── Exercise input

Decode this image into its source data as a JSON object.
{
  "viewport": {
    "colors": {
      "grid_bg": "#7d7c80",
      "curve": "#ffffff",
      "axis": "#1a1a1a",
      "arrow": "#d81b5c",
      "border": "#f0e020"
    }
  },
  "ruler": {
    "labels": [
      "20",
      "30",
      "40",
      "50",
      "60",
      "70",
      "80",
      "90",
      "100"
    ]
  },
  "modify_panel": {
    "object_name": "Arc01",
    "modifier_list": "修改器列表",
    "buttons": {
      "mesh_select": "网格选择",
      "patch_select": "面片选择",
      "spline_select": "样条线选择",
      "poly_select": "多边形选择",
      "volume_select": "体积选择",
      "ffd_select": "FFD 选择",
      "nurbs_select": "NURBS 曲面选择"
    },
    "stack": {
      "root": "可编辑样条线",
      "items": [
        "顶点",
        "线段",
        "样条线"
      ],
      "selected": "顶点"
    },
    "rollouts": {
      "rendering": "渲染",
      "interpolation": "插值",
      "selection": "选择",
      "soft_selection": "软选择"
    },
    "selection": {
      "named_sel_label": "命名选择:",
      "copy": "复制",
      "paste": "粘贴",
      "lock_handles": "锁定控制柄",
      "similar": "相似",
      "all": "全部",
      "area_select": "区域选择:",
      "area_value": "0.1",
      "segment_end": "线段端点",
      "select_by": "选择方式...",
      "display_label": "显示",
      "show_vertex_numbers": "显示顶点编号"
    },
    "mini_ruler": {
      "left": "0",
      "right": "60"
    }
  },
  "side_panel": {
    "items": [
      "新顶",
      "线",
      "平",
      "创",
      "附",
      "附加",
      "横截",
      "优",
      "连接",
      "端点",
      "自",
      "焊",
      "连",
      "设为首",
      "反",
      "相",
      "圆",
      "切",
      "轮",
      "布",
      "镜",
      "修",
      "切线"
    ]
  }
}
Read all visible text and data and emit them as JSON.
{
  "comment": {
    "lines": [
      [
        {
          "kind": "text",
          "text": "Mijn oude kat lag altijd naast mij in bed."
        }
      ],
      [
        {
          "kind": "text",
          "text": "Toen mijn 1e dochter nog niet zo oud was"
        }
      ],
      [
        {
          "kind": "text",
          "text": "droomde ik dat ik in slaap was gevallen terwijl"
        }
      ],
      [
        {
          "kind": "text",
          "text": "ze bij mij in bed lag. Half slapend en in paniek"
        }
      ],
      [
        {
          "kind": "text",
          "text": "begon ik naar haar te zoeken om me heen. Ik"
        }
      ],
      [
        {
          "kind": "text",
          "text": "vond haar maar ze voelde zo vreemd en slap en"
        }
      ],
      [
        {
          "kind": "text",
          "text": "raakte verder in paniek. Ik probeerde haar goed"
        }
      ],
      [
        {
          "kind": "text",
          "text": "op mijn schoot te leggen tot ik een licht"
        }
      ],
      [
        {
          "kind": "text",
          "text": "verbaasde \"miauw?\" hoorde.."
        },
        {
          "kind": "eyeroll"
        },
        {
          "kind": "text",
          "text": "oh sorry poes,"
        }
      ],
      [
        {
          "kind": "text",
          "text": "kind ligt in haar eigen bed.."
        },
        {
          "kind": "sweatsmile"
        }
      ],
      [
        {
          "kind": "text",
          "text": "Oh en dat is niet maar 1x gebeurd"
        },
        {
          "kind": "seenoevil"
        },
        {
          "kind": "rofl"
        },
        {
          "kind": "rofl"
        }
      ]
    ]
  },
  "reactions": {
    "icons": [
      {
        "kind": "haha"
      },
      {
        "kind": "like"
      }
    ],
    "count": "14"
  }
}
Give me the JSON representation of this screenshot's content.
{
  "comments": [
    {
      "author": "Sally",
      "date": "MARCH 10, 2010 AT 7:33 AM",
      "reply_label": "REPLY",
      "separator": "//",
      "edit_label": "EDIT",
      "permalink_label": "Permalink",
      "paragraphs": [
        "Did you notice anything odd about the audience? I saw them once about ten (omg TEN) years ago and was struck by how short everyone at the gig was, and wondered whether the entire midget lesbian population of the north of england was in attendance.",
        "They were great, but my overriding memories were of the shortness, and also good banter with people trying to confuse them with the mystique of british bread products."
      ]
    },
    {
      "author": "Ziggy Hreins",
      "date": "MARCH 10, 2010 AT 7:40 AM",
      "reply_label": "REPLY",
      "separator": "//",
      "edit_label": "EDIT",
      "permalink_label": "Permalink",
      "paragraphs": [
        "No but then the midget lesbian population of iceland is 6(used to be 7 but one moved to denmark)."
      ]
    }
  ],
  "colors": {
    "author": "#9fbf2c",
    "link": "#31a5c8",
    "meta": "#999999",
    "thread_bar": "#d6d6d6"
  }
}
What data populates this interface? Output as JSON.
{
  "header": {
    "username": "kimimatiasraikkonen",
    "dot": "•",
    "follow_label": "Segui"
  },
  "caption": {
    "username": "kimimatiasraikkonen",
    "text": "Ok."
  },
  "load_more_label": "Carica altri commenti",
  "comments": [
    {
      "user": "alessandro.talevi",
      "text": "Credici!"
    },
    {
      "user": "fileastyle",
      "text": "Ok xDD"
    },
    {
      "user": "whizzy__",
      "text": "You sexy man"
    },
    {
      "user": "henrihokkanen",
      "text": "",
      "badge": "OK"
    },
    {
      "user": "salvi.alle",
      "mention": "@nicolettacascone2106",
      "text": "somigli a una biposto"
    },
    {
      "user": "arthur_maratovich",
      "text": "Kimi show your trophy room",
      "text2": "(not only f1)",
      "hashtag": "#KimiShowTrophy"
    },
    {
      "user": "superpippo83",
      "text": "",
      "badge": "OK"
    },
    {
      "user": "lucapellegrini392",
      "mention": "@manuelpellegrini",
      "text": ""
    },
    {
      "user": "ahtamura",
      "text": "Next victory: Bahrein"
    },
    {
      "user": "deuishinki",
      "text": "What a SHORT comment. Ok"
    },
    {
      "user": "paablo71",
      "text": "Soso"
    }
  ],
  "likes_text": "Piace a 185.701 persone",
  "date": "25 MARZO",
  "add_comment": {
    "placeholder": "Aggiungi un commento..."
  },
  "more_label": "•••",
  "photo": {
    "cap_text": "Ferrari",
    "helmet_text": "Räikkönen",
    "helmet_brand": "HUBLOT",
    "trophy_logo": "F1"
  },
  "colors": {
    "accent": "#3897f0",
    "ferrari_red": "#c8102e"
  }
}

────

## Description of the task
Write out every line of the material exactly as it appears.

## Result
Decode this image into its source data as a JSON object.
{
  "viewport": {
    "colors": {
      "grid_bg": "#7d7c80",
      "curve": "#ffffff",
      "axis": "#1a1a1a",
      "arrow": "#d81b5c",
      "border": "#f0e020"
    }
  },
  "ruler": {
    "labels": [
      "20",
      "30",
      "40",
      "50",
      "60",
      "70",
      "80",
      "90",
      "100"
    ]
  },
  "modify_panel": {
    "object_name": "Arc01",
    "modifier_list": "修改器列表",
    "buttons": {
      "mesh_select": "网格选择",
      "patch_select": "面片选择",
      "spline_select": "样条线选择",
      "poly_select": "多边形选择",
      "volume_select": "体积选择",
      "ffd_select": "FFD 选择",
      "nurbs_select": "NURBS 曲面选择"
    },
    "stack": {
      "root": "可编辑样条线",
      "items": [
        "顶点",
        "线段",
        "样条线"
      ],
      "selected": "顶点"
    },
    "rollouts": {
      "rendering": "渲染",
      "interpolation": "插值",
      "selection": "选择",
      "soft_selection": "软选择"
    },
    "selection": {
      "named_sel_label": "命名选择:",
      "copy": "复制",
      "paste": "粘贴",
      "lock_handles": "锁定控制柄",
      "similar": "相似",
      "all": "全部",
      "area_select": "区域选择:",
      "area_value": "0.1",
      "segment_end": "线段端点",
      "select_by": "选择方式...",
      "display_label": "显示",
      "show_vertex_numbers": "显示顶点编号"
    },
    "mini_ruler": {
      "left": "0",
      "right": "60"
    }
  },
  "side_panel": {
    "items": [
      "新顶",
      "线",
      "平",
      "创",
      "附",
      "附加",
      "横截",
      "优",
      "连接",
      "端点",
      "自",
      "焊",
      "连",
      "设为首",
      "反",
      "相",
      "圆",
      "切",
      "轮",
      "布",
      "镜",
      "修",
      "切线"
    ]
  }
}
Read all visible text and data and emit them as JSON.
{
  "comment": {
    "lines": [
      [
        {
          "kind": "text",
          "text": "Mijn oude kat lag altijd naast mij in bed."
        }
      ],
      [
        {
          "kind": "text",
          "text": "Toen mijn 1e dochter nog niet zo oud was"
        }
      ],
      [
        {
          "kind": "text",
          "text": "droomde ik dat ik in slaap was gevallen terwijl"
        }
      ],
      [
        {
          "kind": "text",
          "text": "ze bij mij in bed lag. Half slapend en in paniek"
        }
      ],
      [
        {
          "kind": "text",
          "text": "begon ik naar haar te zoeken om me heen. Ik"
        }
      ],
      [
        {
          "kind": "text",
          "text": "vond haar maar ze voelde zo vreemd en slap en"
        }
      ],
      [
        {
          "kind": "text",
          "text": "raakte verder in paniek. Ik probeerde haar goed"
        }
      ],
      [
        {
          "kind": "text",
          "text": "op mijn schoot te leggen tot ik een licht"
        }
      ],
      [
        {
          "kind": "text",
          "text": "verbaasde \"miauw?\" hoorde.."
        },
        {
          "kind": "eyeroll"
        },
        {
          "kind": "text",
          "text": "oh sorry poes,"
        }
      ],
      [
        {
          "kind": "text",
          "text": "kind ligt in haar eigen bed.."
        },
        {
          "kind": "sweatsmile"
        }
      ],
      [
        {
          "kind": "text",
          "text": "Oh en dat is niet maar 1x gebeurd"
        },
        {
          "kind": "seenoevil"
        },
        {
          "kind": "rofl"
        },
        {
          "kind": "rofl"
        }
      ]
    ]
  },
  "reactions": {
    "icons": [
      {
        "kind": "haha"
      },
      {
        "kind": "like"
      }
    ],
    "count": "14"
  }
}
Give me the JSON representation of this screenshot's content.
{
  "comments": [
    {
      "author": "Sally",
      "date": "MARCH 10, 2010 AT 7:33 AM",
      "reply_label": "REPLY",
      "separator": "//",
      "edit_label": "EDIT",
      "permalink_label": "Permalink",
      "paragraphs": [
        "Did you notice anything odd about the audience? I saw them once about ten (omg TEN) years ago and was struck by how short everyone at the gig was, and wondered whether the entire midget lesbian population of the north of england was in attendance.",
        "They were great, but my overriding memories were of the shortness, and also good banter with people trying to confuse them with the mystique of british bread products."
      ]
    },
    {
      "author": "Ziggy Hreins",
      "date": "MARCH 10, 2010 AT 7:40 AM",
      "reply_label": "REPLY",
      "separator": "//",
      "edit_label": "EDIT",
      "permalink_label": "Permalink",
      "paragraphs": [
        "No but then the midget lesbian population of iceland is 6(used to be 7 but one moved to denmark)."
      ]
    }
  ],
  "colors": {
    "author": "#9fbf2c",
    "link": "#31a5c8",
    "meta": "#999999",
    "thread_bar": "#d6d6d6"
  }
}
What data populates this interface? Output as JSON.
{
  "header": {
    "username": "kimimatiasraikkonen",
    "dot": "•",
    "follow_label": "Segui"
  },
  "caption": {
    "username": "kimimatiasraikkonen",
    "text": "Ok."
  },
  "load_more_label": "Carica altri commenti",
  "comments": [
    {
      "user": "alessandro.talevi",
      "text": "Credici!"
    },
    {
      "user": "fileastyle",
      "text": "Ok xDD"
    },
    {
      "user": "whizzy__",
      "text": "You sexy man"
    },
    {
      "user": "henrihokkanen",
      "text": "",
      "badge": "OK"
    },
    {
      "user": "salvi.alle",
      "mention": "@nicolettacascone2106",
      "text": "somigli a una biposto"
    },
    {
      "user": "arthur_maratovich",
      "text": "Kimi show your trophy room",
      "text2": "(not only f1)",
      "hashtag": "#KimiShowTrophy"
    },
    {
      "user": "superpippo83",
      "text": "",
      "badge": "OK"
    },
    {
      "user": "lucapellegrini392",
      "mention": "@manuelpellegrini",
      "text": ""
    },
    {
      "user": "ahtamura",
      "text": "Next victory: Bahrein"
    },
    {
      "user": "deuishinki",
      "text": "What a SHORT comment. Ok"
    },
    {
      "user": "paablo71",
      "text": "Soso"
    }
  ],
  "likes_text": "Piace a 185.701 persone",
  "date": "25 MARZO",
  "add_comment": {
    "placeholder": "Aggiungi un commento..."
  },
  "more_label": "•••",
  "photo": {
    "cap_text": "Ferrari",
    "helmet_text": "Räikkönen",
    "helmet_brand": "HUBLOT",
    "trophy_logo": "F1"
  },
  "colors": {
    "accent": "#3897f0",
    "ferrari_red": "#c8102e"
  }
}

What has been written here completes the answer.